**What you need to do:**
Within the records below, find each line that holds the string "Size", then copy it.

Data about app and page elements

◇ ◇ ◇ ◇ ◇ ◇ ◇

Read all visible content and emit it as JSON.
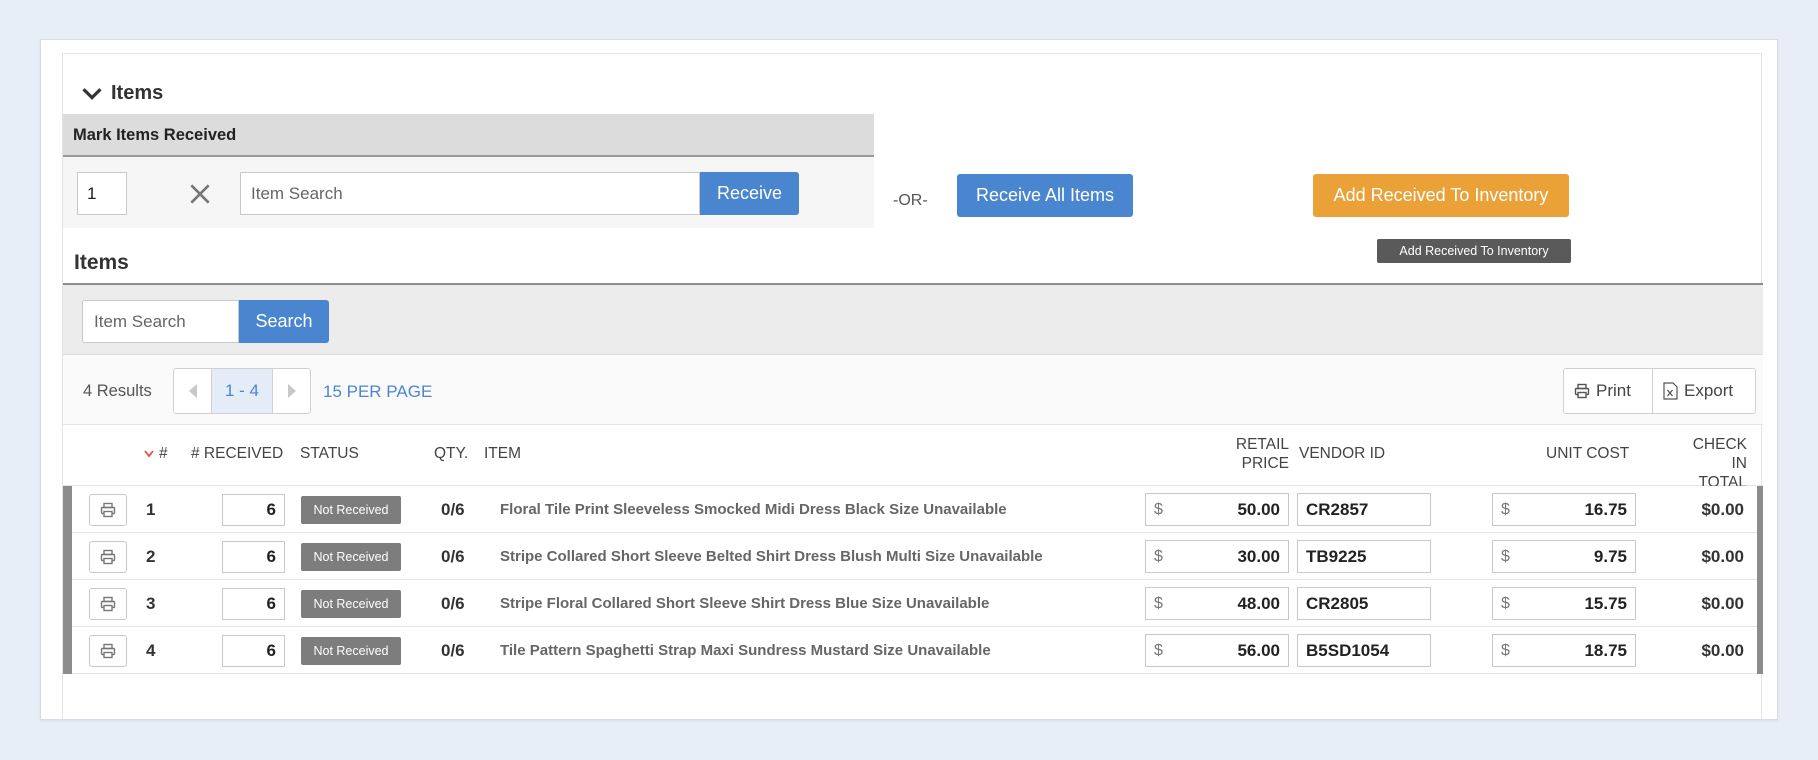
{
  "section": {
    "title": "Items"
  },
  "mark_received": {
    "header": "Mark Items Received",
    "qty_value": "1",
    "search_placeholder": "Item Search",
    "receive_label": "Receive",
    "or_label": "-OR-",
    "receive_all_label": "Receive All Items",
    "add_inventory_label": "Add Received To Inventory",
    "tooltip": "Add Received To Inventory"
  },
  "items": {
    "title": "Items",
    "search_placeholder": "Item Search",
    "search_label": "Search",
    "results": "4 Results",
    "page_range": "1 - 4",
    "per_page": "15 PER PAGE",
    "print_label": "Print",
    "export_label": "Export"
  },
  "columns": {
    "num": "#",
    "received": "# RECEIVED",
    "status": "STATUS",
    "qty": "QTY.",
    "item": "ITEM",
    "retail_1": "RETAIL",
    "retail_2": "PRICE",
    "vendor": "VENDOR ID",
    "unit_cost": "UNIT COST",
    "total_1": "CHECK IN",
    "total_2": "TOTAL"
  },
  "rows": [
    {
      "num": "1",
      "received": "6",
      "status": "Not Received",
      "qty": "0/6",
      "item": "Floral Tile Print Sleeveless Smocked Midi Dress Black Size Unavailable",
      "retail_price": "50.00",
      "vendor_id": "CR2857",
      "unit_cost": "16.75",
      "total": "$0.00"
    },
    {
      "num": "2",
      "received": "6",
      "status": "Not Received",
      "qty": "0/6",
      "item": "Stripe Collared Short Sleeve Belted Shirt Dress Blush Multi Size Unavailable",
      "retail_price": "30.00",
      "vendor_id": "TB9225",
      "unit_cost": "9.75",
      "total": "$0.00"
    },
    {
      "num": "3",
      "received": "6",
      "status": "Not Received",
      "qty": "0/6",
      "item": "Stripe Floral Collared Short Sleeve Shirt Dress Blue Size Unavailable",
      "retail_price": "48.00",
      "vendor_id": "CR2805",
      "unit_cost": "15.75",
      "total": "$0.00"
    },
    {
      "num": "4",
      "received": "6",
      "status": "Not Received",
      "qty": "0/6",
      "item": "Tile Pattern Spaghetti Strap Maxi Sundress Mustard Size Unavailable",
      "retail_price": "56.00",
      "vendor_id": "B5SD1054",
      "unit_cost": "18.75",
      "total": "$0.00"
    }
  ],
  "currency_symbol": "$",
  "colors": {
    "primary": "#4a86d0",
    "warning": "#e9a138",
    "badge": "#7d7d7d",
    "sort_active": "#d9534f"
  }
}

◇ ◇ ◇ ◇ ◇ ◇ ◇

**Answer for this exercise:**
      "item": "Floral Tile Print Sleeveless Smocked Midi Dress Black Size Unavailable",
      "item": "Stripe Collared Short Sleeve Belted Shirt Dress Blush Multi Size Unavailable",
      "item": "Stripe Floral Collared Short Sleeve Shirt Dress Blue Size Unavailable",
      "item": "Tile Pattern Spaghetti Strap Maxi Sundress Mustard Size Unavailable",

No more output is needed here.